How the U.S. Military Plans to Save Stealth from Becoming Obsolete

As Russia and China continue to improve their air defenses, stealth is increasingly becoming a perishable commodity.

 

While stealth technology will not become obsolete per se, the U.S. Air Force and particularly U.S. Navy official have said that low observables will have to be supplemented with electronic warfare. Indeed, Air Combat Command believes that the next-generation Penetrating Counter Air (PCA) replacement for the Lockheed Martin F-22 Raptor will likely make extensive use of electronic warfare. But tomorrow’s electronic warfare systems will be far more advanced than anything currently flying.

DARPA—and companies like Raytheon and BAE Systems—are developing advanced new electronic warfare systems that would use artificial intelligence technology to automatically learn how to jam a previously unencountered signal. Currently, only dedicated electronic attack aircraft such as the Boeing EA-18G Growler can identify and jam an unknown threat emitter because it carries a trained electronic warfare officer onboard. Other tactical aircraft including the Lockheed Martin F-22 Raptor and the F-35 Joint Strike Fighter rely on preprogrammed threat libraries—which must be periodically updated—to counter hostile radars.

In the future, however, new “cognitive” jammers will be able to identify and jam a signal autonomously. “Jammers must be smart enough to counter threat advances by instantaneously recognizing signals –even if they morph on the fly– and immediately generate the waveforms to effectively jam them,” said Dan Theisen, Raytheon’s director of Airborne Electronic Attack at the company’s Space and Airborne Systems division, in a statement. “Systems must be able to learn and react during an engagement; true, cognitive EW.”

Raytheon claims to have made “significant progress” in developing the technological underpinnings of a cognitive electronic warfare system—which would be able to overcome agile modern enemy radars and handle uncertain and noisy inputs. Indeed, the company claims to have developed software that can attack input signals that were not pre-programmed into a threat library.

Eventually, the company hopes to develop a genuine artificial intelligence-based cognitive electronic warfare system. “We’ve got to put our long-term thinking cap on to stay ahead,” Theisen said. “The future is about spectrum manipulation, and the electronic tools that you need to defend or prosecute a mission.”

If cognitive electronic warfare pans out, it would afford U.S. forces a huge advantage over new enemy air defense systems—which also increasingly make use of software reprogrammable waveforms.
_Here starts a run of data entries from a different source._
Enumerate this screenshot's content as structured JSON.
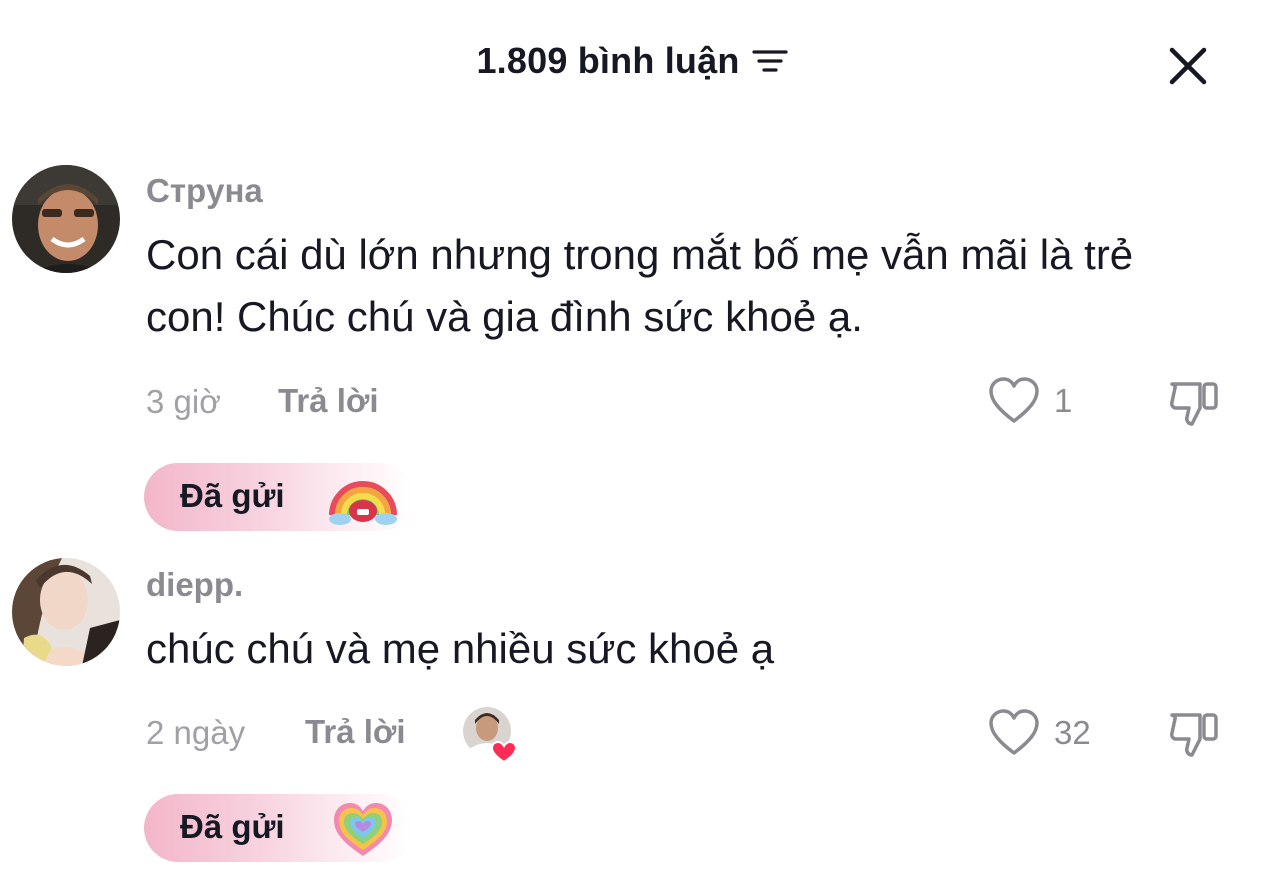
{
  "header": {
    "title": "1.809 bình luận",
    "sort_icon": "sort-lines-icon",
    "close_icon": "close-icon"
  },
  "comments": [
    {
      "username": "Стpyнa",
      "text": "Con cái dù lớn nhưng trong mắt bố mẹ vẫn mãi là trẻ con! Chúc chú và gia đình sức khoẻ ạ.",
      "time": "3 giờ",
      "reply_label": "Trả lời",
      "likes": "1",
      "sent_label": "Đã gửi",
      "sent_emoji": "rainbow-face-sticker"
    },
    {
      "username": "diepp.",
      "text": "chúc chú và mẹ nhiều sức khoẻ ạ",
      "time": "2 ngày",
      "reply_label": "Trả lời",
      "likes": "32",
      "creator_liked": true,
      "sent_label": "Đã gửi",
      "sent_emoji": "rainbow-heart-sticker"
    }
  ],
  "colors": {
    "text_primary": "#161823",
    "text_secondary": "#8a8b91",
    "chip_pink": "#f3b6c9",
    "heart_red": "#fe2c55"
  }
}
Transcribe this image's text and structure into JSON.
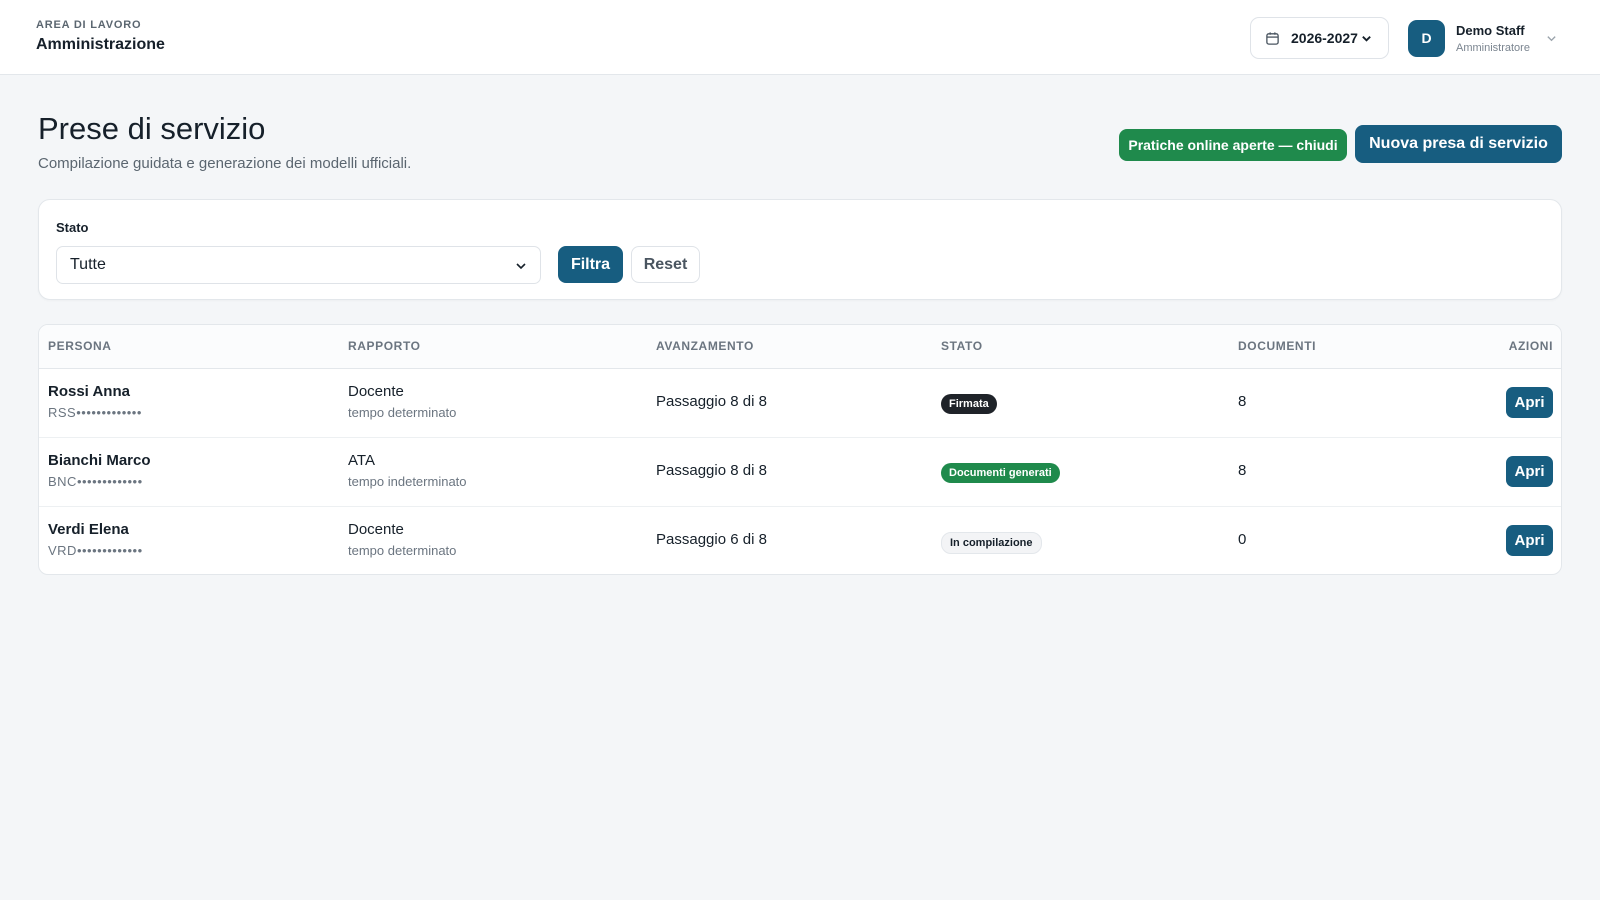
{
  "workspace": {
    "label": "AREA DI LAVORO",
    "name": "Amministrazione"
  },
  "header": {
    "year": "2026-2027",
    "calendar_icon": "calendar-icon",
    "user": {
      "initial": "D",
      "name": "Demo Staff",
      "role": "Amministratore"
    }
  },
  "page": {
    "title": "Prese di servizio",
    "subtitle": "Compilazione guidata e generazione dei modelli ufficiali.",
    "online_button": "Pratiche online aperte — chiudi",
    "new_button": "Nuova presa di servizio"
  },
  "filter": {
    "label": "Stato",
    "selected": "Tutte",
    "apply": "Filtra",
    "reset": "Reset"
  },
  "table": {
    "headers": [
      "PERSONA",
      "RAPPORTO",
      "AVANZAMENTO",
      "STATO",
      "DOCUMENTI",
      "AZIONI"
    ],
    "rows": [
      {
        "name": "Rossi Anna",
        "code": "RSS•••••••••••••",
        "role": "Docente",
        "contract": "tempo determinato",
        "progress": "Passaggio 8 di 8",
        "status": "Firmata",
        "documents": "8",
        "action": "Apri"
      },
      {
        "name": "Bianchi Marco",
        "code": "BNC•••••••••••••",
        "role": "ATA",
        "contract": "tempo indeterminato",
        "progress": "Passaggio 8 di 8",
        "status": "Documenti generati",
        "documents": "8",
        "action": "Apri"
      },
      {
        "name": "Verdi Elena",
        "code": "VRD•••••••••••••",
        "role": "Docente",
        "contract": "tempo determinato",
        "progress": "Passaggio 6 di 8",
        "status": "In compilazione",
        "documents": "0",
        "action": "Apri"
      }
    ]
  },
  "colors": {
    "primary": "#175d80",
    "success": "#1f8a4c",
    "dark_badge": "#1f2329",
    "background": "#f4f6f8"
  }
}
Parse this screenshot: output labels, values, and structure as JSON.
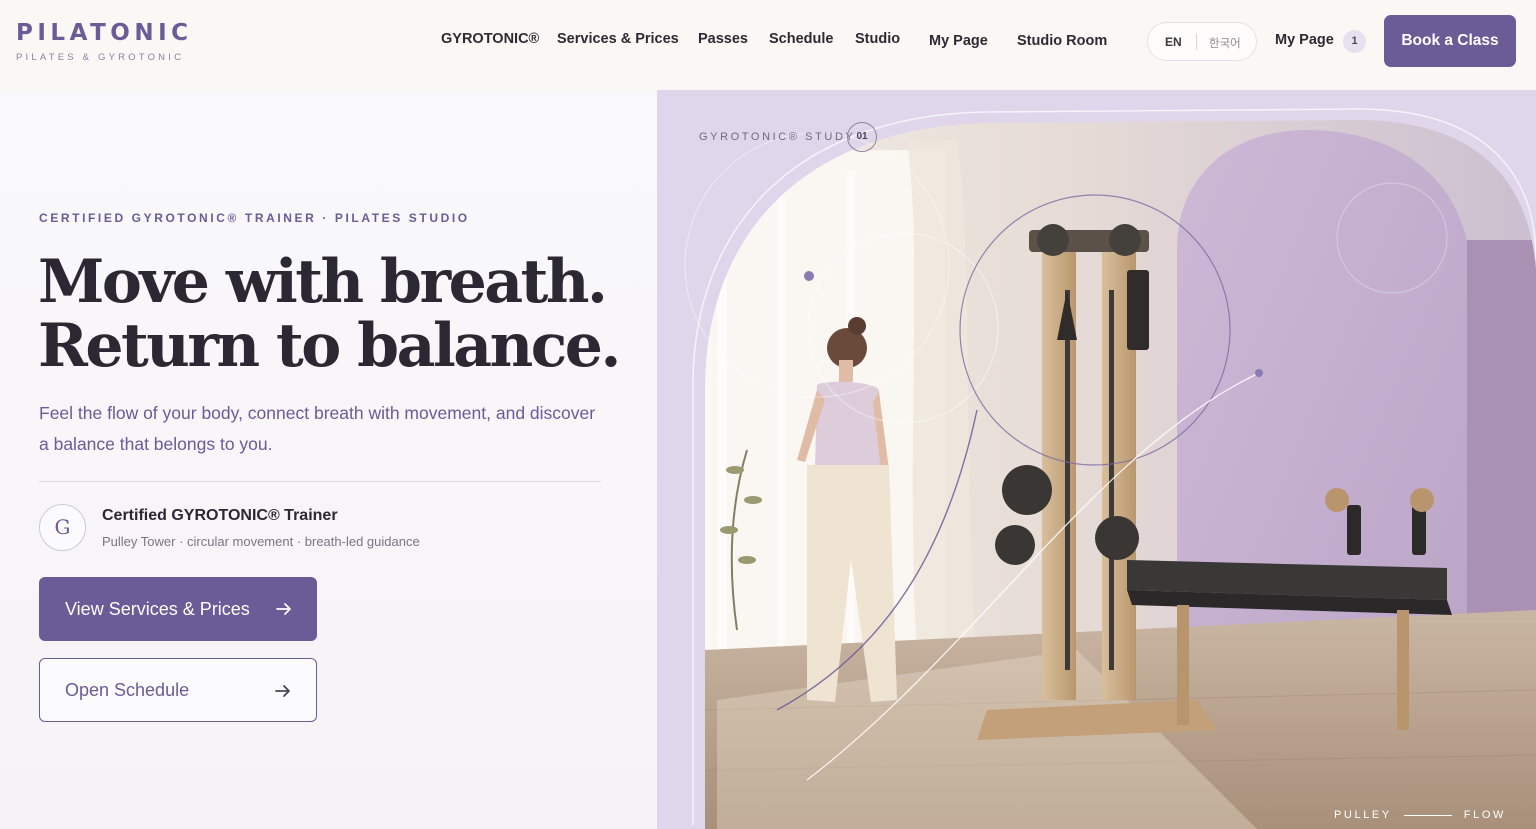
{
  "brand": {
    "name": "PILATONIC",
    "tagline": "PILATES & GYROTONIC"
  },
  "nav": {
    "items": [
      "GYROTONIC®",
      "Services & Prices",
      "Passes",
      "Schedule",
      "Studio",
      "My Page",
      "Studio Room"
    ],
    "lang_en": "EN",
    "lang_ko": "한국어",
    "account_label": "My Page",
    "account_badge": "1",
    "cta": "Book a Class"
  },
  "hero": {
    "eyebrow": "CERTIFIED GYROTONIC® TRAINER · PILATES STUDIO",
    "headline_line1": "Move with breath.",
    "headline_line2": "Return to balance.",
    "subtitle": "Feel the flow of your body, connect breath with movement, and discover a balance that belongs to you.",
    "cert_initial": "G",
    "cert_title": "Certified GYROTONIC® Trainer",
    "cert_sub": "Pulley Tower · circular movement · breath-led guidance",
    "primary_button": "View Services & Prices",
    "secondary_button": "Open Schedule"
  },
  "visual": {
    "study_label": "GYROTONIC® STUDY",
    "study_number": "01",
    "flow_left": "PULLEY",
    "flow_right": "FLOW"
  },
  "colors": {
    "accent": "#6b5b96",
    "panel": "#dfd6ec",
    "header_bg": "#faf8f4"
  }
}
The technology could not only be applied to next-generation platforms such as the PCA or the Navy’s Next Generation Air Dominance—or F/A-XX—but also to existing tactical aircraft such as the F-22 and F-35. But so could existing fourth-generation tactical fighters—extending those machines’ lease on life by increasing their ability to survive in high threat environments.

Dave Majumdar is the defense editor for The National Interest. You can follow him on Twitter: @davemajumdar.